What is undefined x 1 in JavaScript?

Part of the ECMA standard , Javascript consoles will display objects as arrays when the objects are array-like. Such as: ["hello", "world"] for an object containing strings that are numerically indexed. JavaScript arrays are implemented differs from browser to browser, but they generally fall back to a sparse implementation - most likely the same one used for property access of regular objects. However, Google Chrome seems to choose to display sparse array using this undefined x n notation. Here is how it looks, Type this code into Chrome developer console :
arr = new Array(4); arr[2] = "abcd"; console.log(arr);
[undefined × 2, "abcd", undefined × 1]
Above output show, the first two consecutive "undefined" that are represented by *2, to show that there are two consecutive undefined there. Although, if there is only one undefined value, they could drop the x 1. Thus, it's clear that the Chrome browser has its own way of displaying uninitialized indexes in arrays.

JavaScript Sparse Arrays

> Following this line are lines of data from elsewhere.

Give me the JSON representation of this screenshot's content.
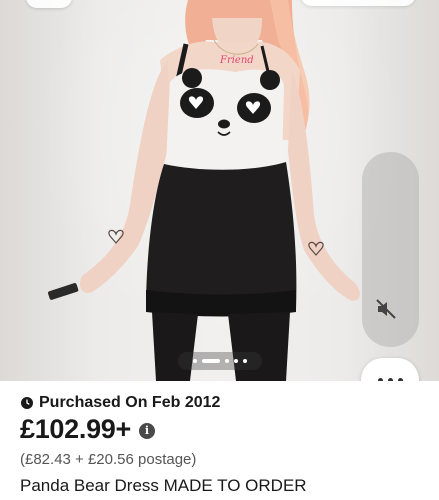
{
  "listing": {
    "status_label": "Purchased On Feb 2012",
    "price": "£102.99+",
    "price_breakdown": "(£82.43 + £20.56 postage)",
    "title": "Panda Bear Dress MADE TO ORDER"
  },
  "gallery": {
    "image_count": 5,
    "active_index": 1
  },
  "icons": {
    "status": "clock-icon",
    "price_info": "info-icon",
    "sound": "speaker-muted-icon",
    "more": "more-horizontal-icon"
  },
  "colors": {
    "text": "#191919",
    "muted_text": "#555555",
    "dress_black": "#1c1b1b",
    "panda_white": "#f4f2f0"
  }
}
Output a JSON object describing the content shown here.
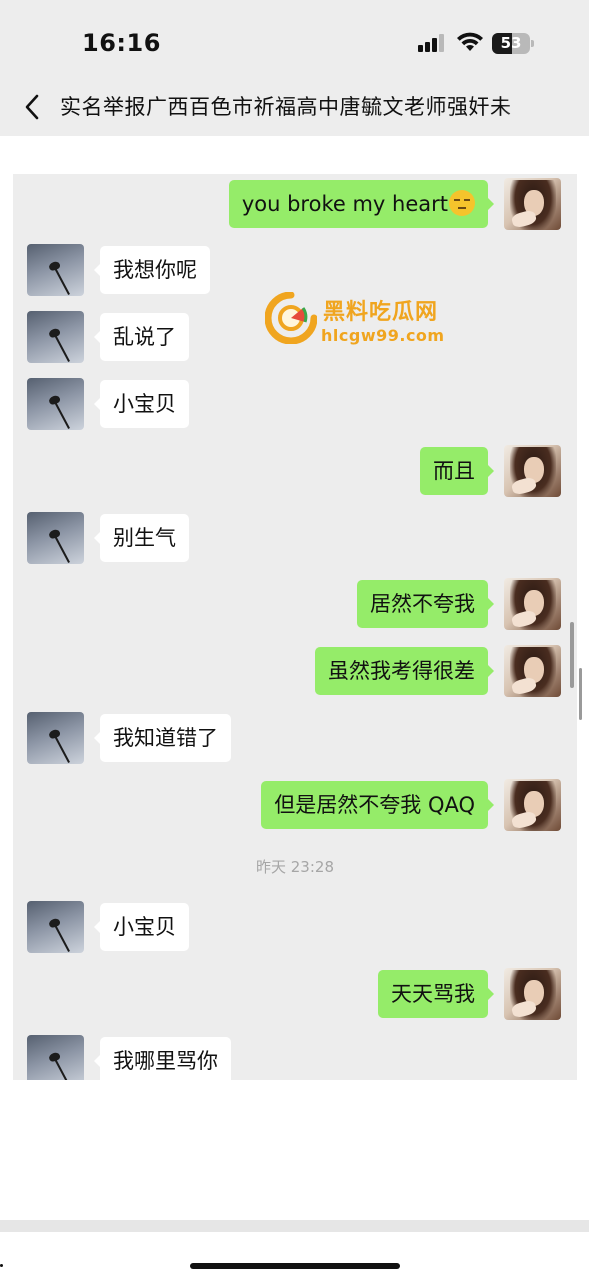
{
  "status_bar": {
    "time": "16:16",
    "battery_level": "53",
    "signal_icon": "cellular-signal-icon",
    "wifi_icon": "wifi-icon",
    "battery_icon": "battery-icon"
  },
  "nav": {
    "title": "实名举报广西百色市祈福高中唐毓文老师强奸未",
    "back_icon": "chevron-left-icon"
  },
  "watermark": {
    "title": "黑料吃瓜网",
    "url": "hlcgw99.com"
  },
  "messages": [
    {
      "side": "right",
      "text": "you broke my heart",
      "emoji": "pensive-face-icon"
    },
    {
      "side": "left",
      "text": "我想你呢"
    },
    {
      "side": "left",
      "text": "乱说了"
    },
    {
      "side": "left",
      "text": "小宝贝"
    },
    {
      "side": "right",
      "text": "而且"
    },
    {
      "side": "left",
      "text": "别生气"
    },
    {
      "side": "right",
      "text": "居然不夸我"
    },
    {
      "side": "right",
      "text": "虽然我考得很差"
    },
    {
      "side": "left",
      "text": "我知道错了"
    },
    {
      "side": "right",
      "text": "但是居然不夸我 QAQ"
    },
    {
      "side": "left",
      "text": "小宝贝"
    },
    {
      "side": "right",
      "text": "天天骂我"
    },
    {
      "side": "left",
      "text": "我哪里骂你"
    }
  ],
  "timestamp": "昨天 23:28",
  "colors": {
    "chat_background": "#ededed",
    "sent_bubble": "#95ec69",
    "received_bubble": "#ffffff",
    "watermark": "#f0a51f"
  }
}
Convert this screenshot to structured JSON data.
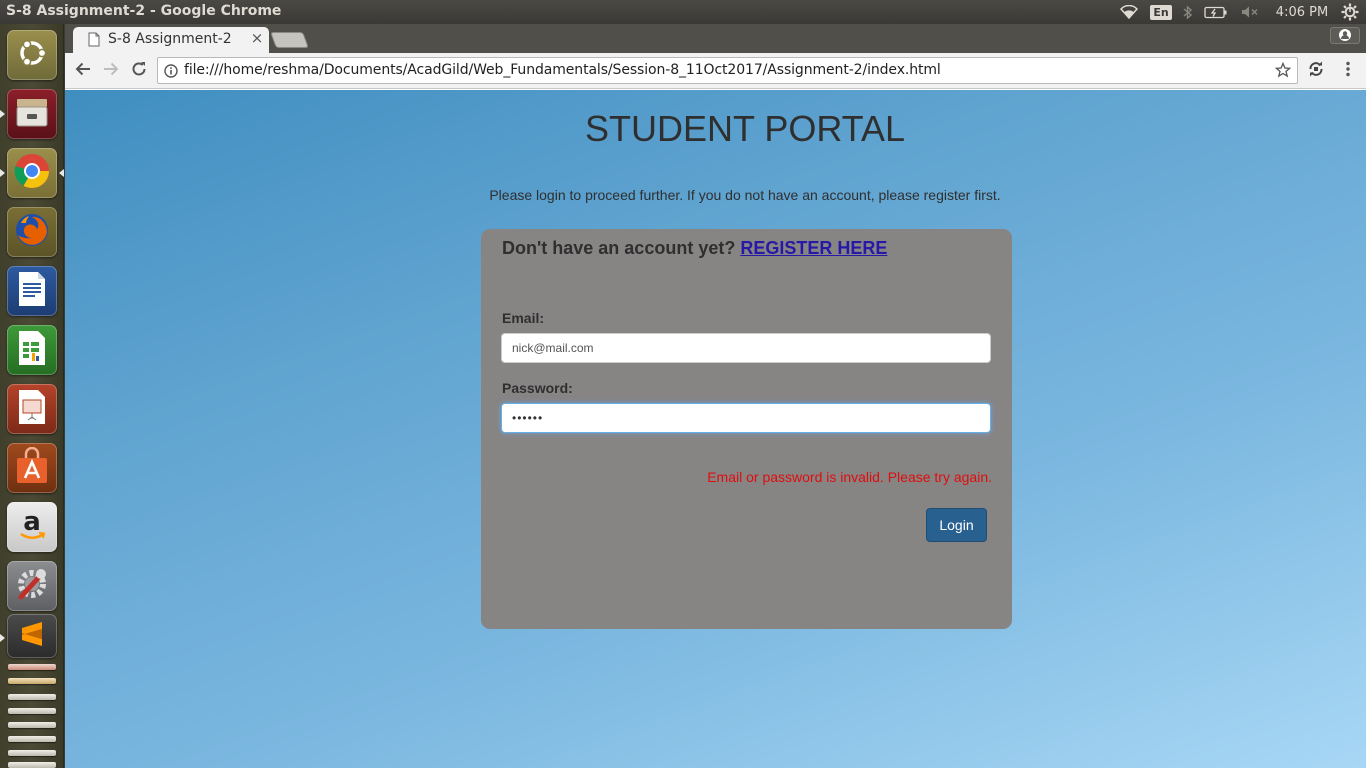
{
  "os": {
    "window_title": "S-8 Assignment-2 - Google Chrome",
    "tray": {
      "keyboard_layout": "En",
      "clock": "4:06 PM",
      "icons": [
        "wifi-icon",
        "bluetooth-icon",
        "battery-icon",
        "volume-muted-icon",
        "settings-gear-icon"
      ]
    },
    "launcher": {
      "items": [
        "ubuntu-dash",
        "files",
        "chrome",
        "firefox",
        "libreoffice-writer",
        "libreoffice-calc",
        "libreoffice-impress",
        "software-center",
        "amazon",
        "system-settings",
        "sublime-text",
        "workspace-stack"
      ]
    }
  },
  "browser": {
    "tab_title": "S-8 Assignment-2",
    "tab_close": "×",
    "url": "file:///home/reshma/Documents/AcadGild/Web_Fundamentals/Session-8_11Oct2017/Assignment-2/index.html"
  },
  "page": {
    "title": "STUDENT PORTAL",
    "intro": "Please login to proceed further. If you do not have an account, please register first.",
    "register_prompt": "Don't have an account yet?",
    "register_link": "REGISTER HERE",
    "email_label": "Email:",
    "email_value": "nick@mail.com",
    "password_label": "Password:",
    "password_value": "••••••",
    "error_message": "Email or password is invalid. Please try again.",
    "login_button": "Login"
  },
  "colors": {
    "page_bg_start": "#3f8ec0",
    "page_bg_end": "#a8d7f5",
    "card_bg": "#878484",
    "error": "#e00d0d",
    "button_primary": "#286090",
    "link": "#2719a8"
  }
}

A sparse array is one in which the elements do not have contiguous indexes starting at 0. Normally, the length property of an array specifies the number of elements in the array. If the array is sparse, the value of the length property is greater than the number of elements. When array is sufficiently sparse (missing lots indexes), it loses its special efficiency when accessing array by indexes. In performance , it effectively is like a hashtable.